Requirement => Images do not belong in the copy. Retype all the entries below exactly.
########
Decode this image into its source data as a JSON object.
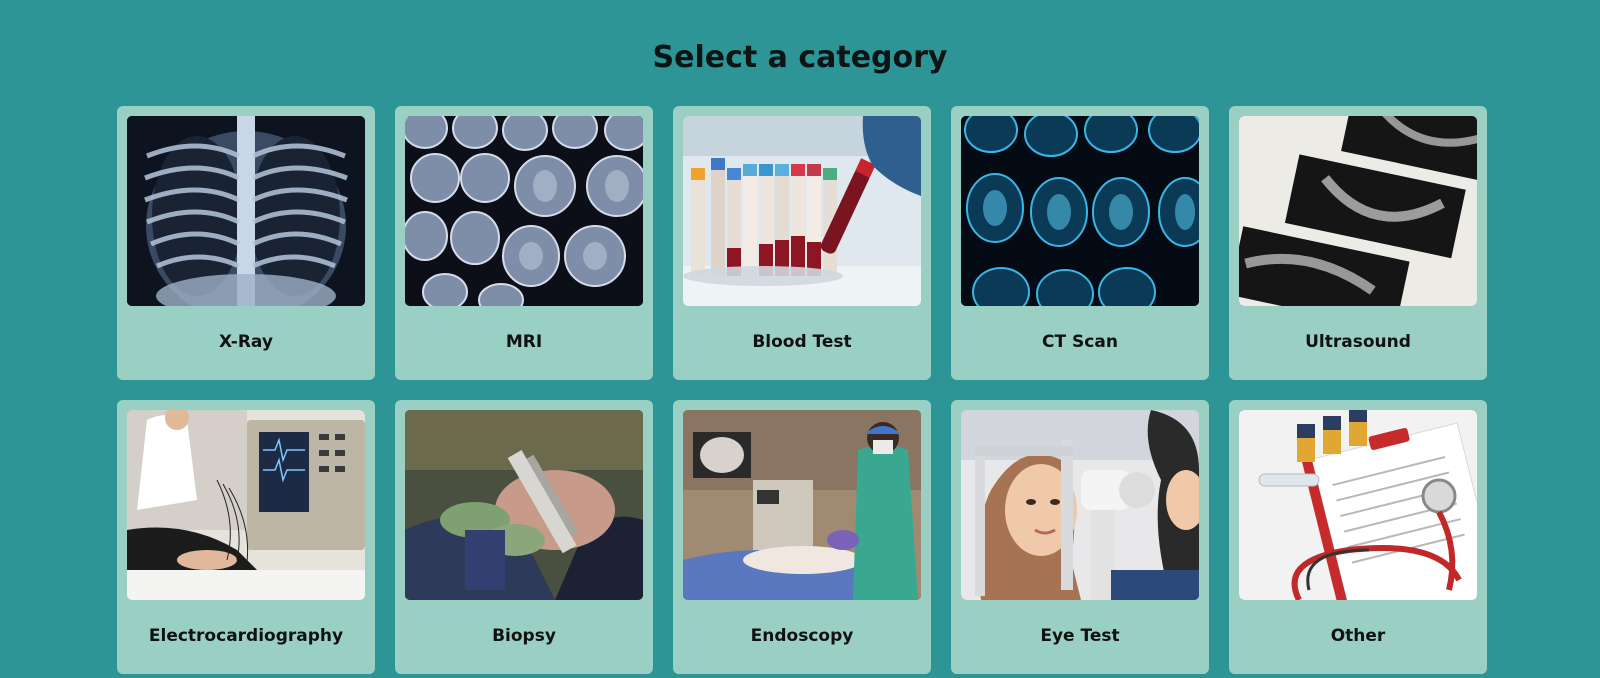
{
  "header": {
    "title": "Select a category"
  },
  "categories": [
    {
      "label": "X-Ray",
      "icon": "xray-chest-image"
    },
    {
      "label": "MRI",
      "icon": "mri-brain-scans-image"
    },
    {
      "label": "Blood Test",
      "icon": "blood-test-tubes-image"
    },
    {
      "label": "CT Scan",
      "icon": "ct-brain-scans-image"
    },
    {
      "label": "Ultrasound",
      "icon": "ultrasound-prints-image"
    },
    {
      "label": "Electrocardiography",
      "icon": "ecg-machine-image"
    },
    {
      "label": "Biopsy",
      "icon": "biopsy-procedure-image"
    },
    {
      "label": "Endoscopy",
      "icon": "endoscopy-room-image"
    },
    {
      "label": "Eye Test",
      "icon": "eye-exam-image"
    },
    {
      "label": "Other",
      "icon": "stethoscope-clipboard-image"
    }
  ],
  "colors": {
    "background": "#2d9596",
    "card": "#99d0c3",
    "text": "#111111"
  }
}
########
Result for this exercise =>
Decode this image into its source data as a JSON object.
{
  "header": {
    "title": "Select a category"
  },
  "categories": [
    {
      "label": "X-Ray",
      "icon": "xray-chest-image"
    },
    {
      "label": "MRI",
      "icon": "mri-brain-scans-image"
    },
    {
      "label": "Blood Test",
      "icon": "blood-test-tubes-image"
    },
    {
      "label": "CT Scan",
      "icon": "ct-brain-scans-image"
    },
    {
      "label": "Ultrasound",
      "icon": "ultrasound-prints-image"
    },
    {
      "label": "Electrocardiography",
      "icon": "ecg-machine-image"
    },
    {
      "label": "Biopsy",
      "icon": "biopsy-procedure-image"
    },
    {
      "label": "Endoscopy",
      "icon": "endoscopy-room-image"
    },
    {
      "label": "Eye Test",
      "icon": "eye-exam-image"
    },
    {
      "label": "Other",
      "icon": "stethoscope-clipboard-image"
    }
  ],
  "colors": {
    "background": "#2d9596",
    "card": "#99d0c3",
    "text": "#111111"
  }
}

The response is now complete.